→ Task description
For each record below, output its text exactly and skip any picture.

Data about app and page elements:

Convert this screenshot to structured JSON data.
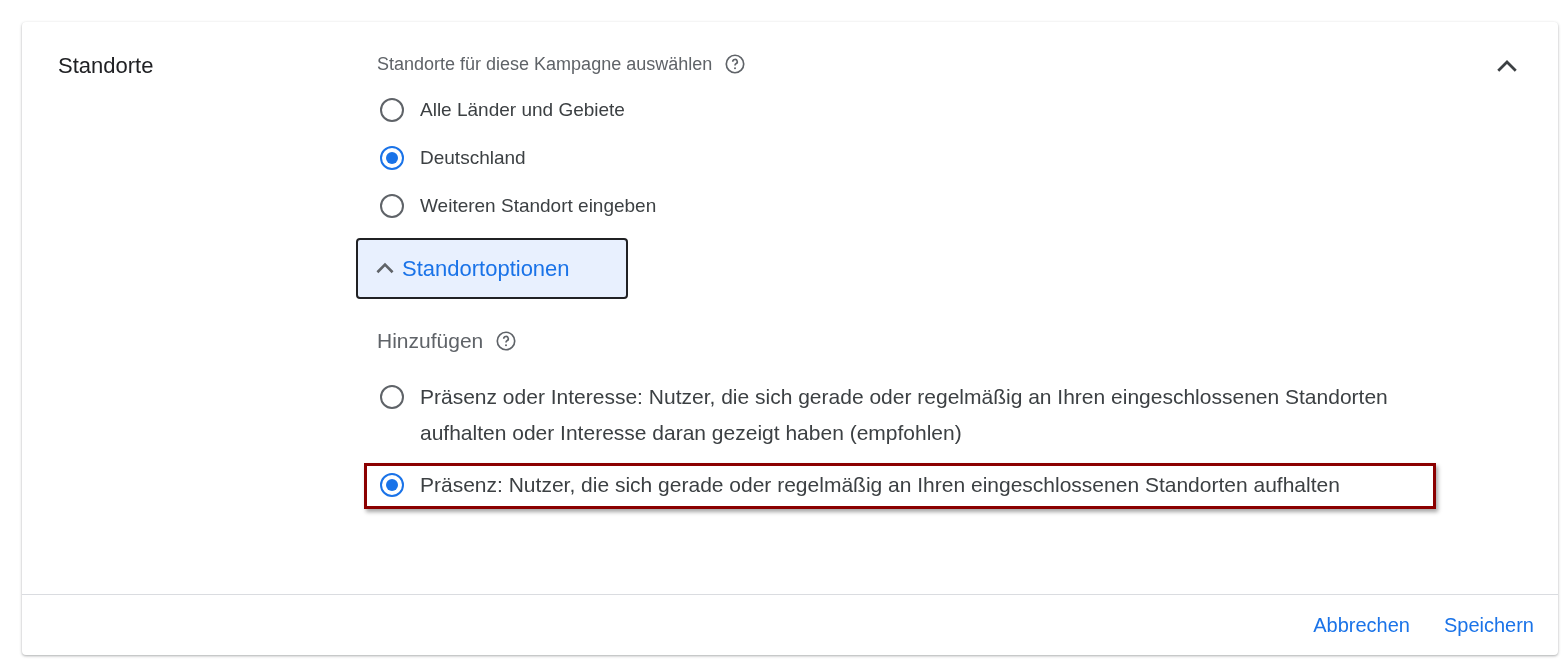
{
  "section": {
    "title": "Standorte",
    "expanded": true
  },
  "prompt": {
    "text": "Standorte für diese Kampagne auswählen"
  },
  "locations": [
    {
      "label": "Alle Länder und Gebiete",
      "selected": false
    },
    {
      "label": "Deutschland",
      "selected": true
    },
    {
      "label": "Weiteren Standort eingeben",
      "selected": false
    }
  ],
  "options_toggle": {
    "label": "Standortoptionen",
    "expanded": true
  },
  "include": {
    "label": "Hinzufügen",
    "options": [
      {
        "label": "Präsenz oder Interesse: Nutzer, die sich gerade oder regelmäßig an Ihren eingeschlossenen Standorten aufhalten oder Interesse daran gezeigt haben (empfohlen)",
        "selected": false,
        "highlighted": false
      },
      {
        "label": "Präsenz: Nutzer, die sich gerade oder regelmäßig an Ihren eingeschlossenen Standorten aufhalten",
        "selected": true,
        "highlighted": true
      }
    ]
  },
  "footer": {
    "buttons": [
      "Abbrechen",
      "Speichern"
    ]
  }
}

→ Response box
Convert this screenshot to structured JSON data.
{
  "section": {
    "title": "Standorte",
    "expanded": true
  },
  "prompt": {
    "text": "Standorte für diese Kampagne auswählen"
  },
  "locations": [
    {
      "label": "Alle Länder und Gebiete",
      "selected": false
    },
    {
      "label": "Deutschland",
      "selected": true
    },
    {
      "label": "Weiteren Standort eingeben",
      "selected": false
    }
  ],
  "options_toggle": {
    "label": "Standortoptionen",
    "expanded": true
  },
  "include": {
    "label": "Hinzufügen",
    "options": [
      {
        "label": "Präsenz oder Interesse: Nutzer, die sich gerade oder regelmäßig an Ihren eingeschlossenen Standorten aufhalten oder Interesse daran gezeigt haben (empfohlen)",
        "selected": false,
        "highlighted": false
      },
      {
        "label": "Präsenz: Nutzer, die sich gerade oder regelmäßig an Ihren eingeschlossenen Standorten aufhalten",
        "selected": true,
        "highlighted": true
      }
    ]
  },
  "footer": {
    "buttons": [
      "Abbrechen",
      "Speichern"
    ]
  }
}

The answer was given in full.